Apple's iPad tablet has high a five-month high
in terms of web interaction by North American users, reports mobile advertising firm Chitika
, with the next two groups of rivals -- Amazon's Kindle Fire and Samsung's Galaxy tablet models -- far behind. While the iPad platform dropped slightly in April, the report from May shows not only a return to form but surpassing its previous dominance, to a level not seen since Christmas, 82.4 percent. Combined, all the tablet rivals to the iPad have less than 18 percent share in real-world usage stats.
The finding is not unusual
among surveys that look at end-user engagement
with tablets compared to "shipment" data from the manufacturers -- which paints a rosier picture and is often confused for sales, particularly among Wall Street analysts for some reason. Android share in North America
-- both from tablets and
smartphones -- has been on a slow decline
in 2013, though this is not reflective of the worldwide trend.
Amazon's Kindle Fire tablets were the second-most popular choice, currently holding 6.5 percent of North American tablet web traffic share. Ironically, the Kindle Fire is not considered a "true" Android tablet because it uses a forked version of the OS and until recently did not interact at all with Google's Play store for apps (though it can be made to download apps from other non-official Android app stores).
In third place are the Samsung Galaxy tablets (various models) with a combined 4.7 percent. Fourth place goes to Google's own Nexus tablets at 1.6 percent, with all other competitors having sub one-percent shares in web traffic. Chitika determines the share by analyzing the rate of ads served on free apps on the various platforms. It draws from a pool of 300,000 popular sites serving four billion ads per month.
Surveys such as this one reinforce the idea that there is a serious -- and growing -- disconnect
between "sales" and "shipments" as reported in most media outlets. To hear analysts tell the tale, not only does the iPad make up only about half

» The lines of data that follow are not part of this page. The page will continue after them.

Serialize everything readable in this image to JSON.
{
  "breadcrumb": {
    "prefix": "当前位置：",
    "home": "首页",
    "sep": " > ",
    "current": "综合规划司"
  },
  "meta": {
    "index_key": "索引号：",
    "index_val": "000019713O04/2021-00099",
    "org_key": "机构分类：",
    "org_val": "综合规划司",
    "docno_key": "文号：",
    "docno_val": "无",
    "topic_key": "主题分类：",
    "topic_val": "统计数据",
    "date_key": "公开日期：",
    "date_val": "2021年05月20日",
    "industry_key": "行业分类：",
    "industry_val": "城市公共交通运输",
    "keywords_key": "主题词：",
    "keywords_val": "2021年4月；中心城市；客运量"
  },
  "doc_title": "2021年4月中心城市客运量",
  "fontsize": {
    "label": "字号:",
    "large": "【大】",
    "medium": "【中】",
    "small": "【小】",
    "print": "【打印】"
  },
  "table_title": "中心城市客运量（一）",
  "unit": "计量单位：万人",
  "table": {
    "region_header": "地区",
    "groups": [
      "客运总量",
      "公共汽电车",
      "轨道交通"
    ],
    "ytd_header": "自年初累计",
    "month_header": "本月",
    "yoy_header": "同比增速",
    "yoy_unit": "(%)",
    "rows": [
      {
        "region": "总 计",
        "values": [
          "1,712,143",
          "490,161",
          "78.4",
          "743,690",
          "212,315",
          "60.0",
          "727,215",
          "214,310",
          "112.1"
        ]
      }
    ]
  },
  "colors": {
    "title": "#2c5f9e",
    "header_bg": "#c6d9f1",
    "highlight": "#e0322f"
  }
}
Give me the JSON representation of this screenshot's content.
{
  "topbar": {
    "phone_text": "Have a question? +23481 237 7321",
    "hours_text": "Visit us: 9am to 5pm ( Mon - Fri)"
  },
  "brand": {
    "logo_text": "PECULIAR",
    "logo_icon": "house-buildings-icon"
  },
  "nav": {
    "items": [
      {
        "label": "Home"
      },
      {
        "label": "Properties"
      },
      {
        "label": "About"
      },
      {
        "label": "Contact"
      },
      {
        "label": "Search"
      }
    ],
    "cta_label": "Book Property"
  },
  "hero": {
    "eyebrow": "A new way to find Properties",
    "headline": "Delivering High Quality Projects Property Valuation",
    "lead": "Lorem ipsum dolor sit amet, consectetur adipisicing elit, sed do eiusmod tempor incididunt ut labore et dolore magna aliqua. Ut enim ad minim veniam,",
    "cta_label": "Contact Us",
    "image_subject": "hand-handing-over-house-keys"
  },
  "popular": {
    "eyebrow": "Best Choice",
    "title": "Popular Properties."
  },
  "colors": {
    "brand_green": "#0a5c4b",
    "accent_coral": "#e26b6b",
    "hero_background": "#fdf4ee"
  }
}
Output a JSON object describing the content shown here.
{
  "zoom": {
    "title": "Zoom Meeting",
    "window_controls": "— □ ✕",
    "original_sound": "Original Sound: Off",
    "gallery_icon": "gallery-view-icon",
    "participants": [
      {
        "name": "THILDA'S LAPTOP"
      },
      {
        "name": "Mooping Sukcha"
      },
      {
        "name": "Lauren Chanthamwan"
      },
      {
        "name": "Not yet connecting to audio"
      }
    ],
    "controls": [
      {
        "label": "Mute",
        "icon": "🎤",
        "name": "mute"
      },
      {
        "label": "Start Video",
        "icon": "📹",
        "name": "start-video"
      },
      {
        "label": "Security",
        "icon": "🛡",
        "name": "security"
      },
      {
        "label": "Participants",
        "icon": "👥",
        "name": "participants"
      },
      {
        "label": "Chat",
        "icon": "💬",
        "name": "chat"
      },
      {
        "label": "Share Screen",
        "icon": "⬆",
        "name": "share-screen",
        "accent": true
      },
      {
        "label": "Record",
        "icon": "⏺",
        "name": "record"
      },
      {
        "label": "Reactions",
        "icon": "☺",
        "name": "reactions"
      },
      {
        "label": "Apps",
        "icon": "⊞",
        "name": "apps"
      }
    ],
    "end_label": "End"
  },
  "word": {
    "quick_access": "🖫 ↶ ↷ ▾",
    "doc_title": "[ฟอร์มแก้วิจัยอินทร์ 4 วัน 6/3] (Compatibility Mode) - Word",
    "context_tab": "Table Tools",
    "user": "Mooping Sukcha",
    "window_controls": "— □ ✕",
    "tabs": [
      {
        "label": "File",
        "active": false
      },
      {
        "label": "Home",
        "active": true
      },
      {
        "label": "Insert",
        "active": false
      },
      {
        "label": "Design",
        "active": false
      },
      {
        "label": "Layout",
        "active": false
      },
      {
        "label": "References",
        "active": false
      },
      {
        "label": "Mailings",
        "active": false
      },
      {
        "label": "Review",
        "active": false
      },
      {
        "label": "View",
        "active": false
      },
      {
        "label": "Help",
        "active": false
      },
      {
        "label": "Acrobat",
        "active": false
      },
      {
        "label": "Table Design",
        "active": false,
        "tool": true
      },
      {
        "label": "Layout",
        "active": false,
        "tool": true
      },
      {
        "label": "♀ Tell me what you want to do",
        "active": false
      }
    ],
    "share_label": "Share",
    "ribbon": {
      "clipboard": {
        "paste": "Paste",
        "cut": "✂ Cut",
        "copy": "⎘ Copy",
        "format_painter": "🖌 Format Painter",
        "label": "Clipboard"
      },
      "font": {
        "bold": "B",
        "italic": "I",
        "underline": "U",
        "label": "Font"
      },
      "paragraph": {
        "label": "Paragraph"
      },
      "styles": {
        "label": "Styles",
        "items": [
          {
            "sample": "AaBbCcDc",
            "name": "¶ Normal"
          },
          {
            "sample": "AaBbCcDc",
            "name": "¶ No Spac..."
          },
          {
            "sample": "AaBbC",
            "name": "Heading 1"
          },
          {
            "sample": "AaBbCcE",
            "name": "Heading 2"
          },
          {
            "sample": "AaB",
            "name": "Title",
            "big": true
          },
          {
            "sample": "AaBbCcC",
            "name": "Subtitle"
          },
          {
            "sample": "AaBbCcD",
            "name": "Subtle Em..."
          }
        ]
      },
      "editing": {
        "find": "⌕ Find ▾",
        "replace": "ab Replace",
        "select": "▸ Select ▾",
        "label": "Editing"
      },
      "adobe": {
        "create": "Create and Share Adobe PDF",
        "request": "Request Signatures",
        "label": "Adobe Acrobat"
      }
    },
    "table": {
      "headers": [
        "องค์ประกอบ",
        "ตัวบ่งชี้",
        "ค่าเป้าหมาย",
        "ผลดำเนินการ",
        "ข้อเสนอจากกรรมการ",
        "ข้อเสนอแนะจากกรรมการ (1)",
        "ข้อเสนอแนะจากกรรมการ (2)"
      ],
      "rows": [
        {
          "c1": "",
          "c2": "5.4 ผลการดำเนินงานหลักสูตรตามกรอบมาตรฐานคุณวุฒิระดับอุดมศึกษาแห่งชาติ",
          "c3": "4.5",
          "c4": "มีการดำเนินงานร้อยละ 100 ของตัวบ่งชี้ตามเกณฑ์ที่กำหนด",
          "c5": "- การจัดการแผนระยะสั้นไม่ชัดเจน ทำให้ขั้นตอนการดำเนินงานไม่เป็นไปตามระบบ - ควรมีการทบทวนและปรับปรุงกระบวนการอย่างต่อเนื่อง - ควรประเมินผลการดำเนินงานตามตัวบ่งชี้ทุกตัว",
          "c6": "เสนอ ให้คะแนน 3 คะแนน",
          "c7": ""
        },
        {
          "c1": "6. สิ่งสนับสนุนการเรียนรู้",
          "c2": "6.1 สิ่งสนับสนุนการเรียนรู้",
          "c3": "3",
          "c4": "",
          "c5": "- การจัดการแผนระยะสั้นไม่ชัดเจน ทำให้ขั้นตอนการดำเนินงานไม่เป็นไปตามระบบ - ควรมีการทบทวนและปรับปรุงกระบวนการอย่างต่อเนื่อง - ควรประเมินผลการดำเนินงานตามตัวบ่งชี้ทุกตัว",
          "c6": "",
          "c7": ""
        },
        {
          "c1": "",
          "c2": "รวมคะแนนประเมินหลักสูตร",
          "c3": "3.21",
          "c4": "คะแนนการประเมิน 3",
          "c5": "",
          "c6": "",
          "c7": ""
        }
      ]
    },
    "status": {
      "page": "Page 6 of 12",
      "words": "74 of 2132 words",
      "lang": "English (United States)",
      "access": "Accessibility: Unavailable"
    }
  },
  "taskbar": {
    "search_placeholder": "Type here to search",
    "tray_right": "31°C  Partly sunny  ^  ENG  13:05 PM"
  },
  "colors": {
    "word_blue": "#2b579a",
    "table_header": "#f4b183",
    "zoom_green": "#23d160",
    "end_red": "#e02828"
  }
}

of US tablet shipments (or "sales" to resellers), but that its percentage is dropping as more and better Android tablets (such as the well-regarded Nexus line, though there have been recent reports of issues) come to market. Alongside other real-world and end-user usability studies, however, the facts just don't add up -- presuming that almost all tablets sold are used at least some of the time online.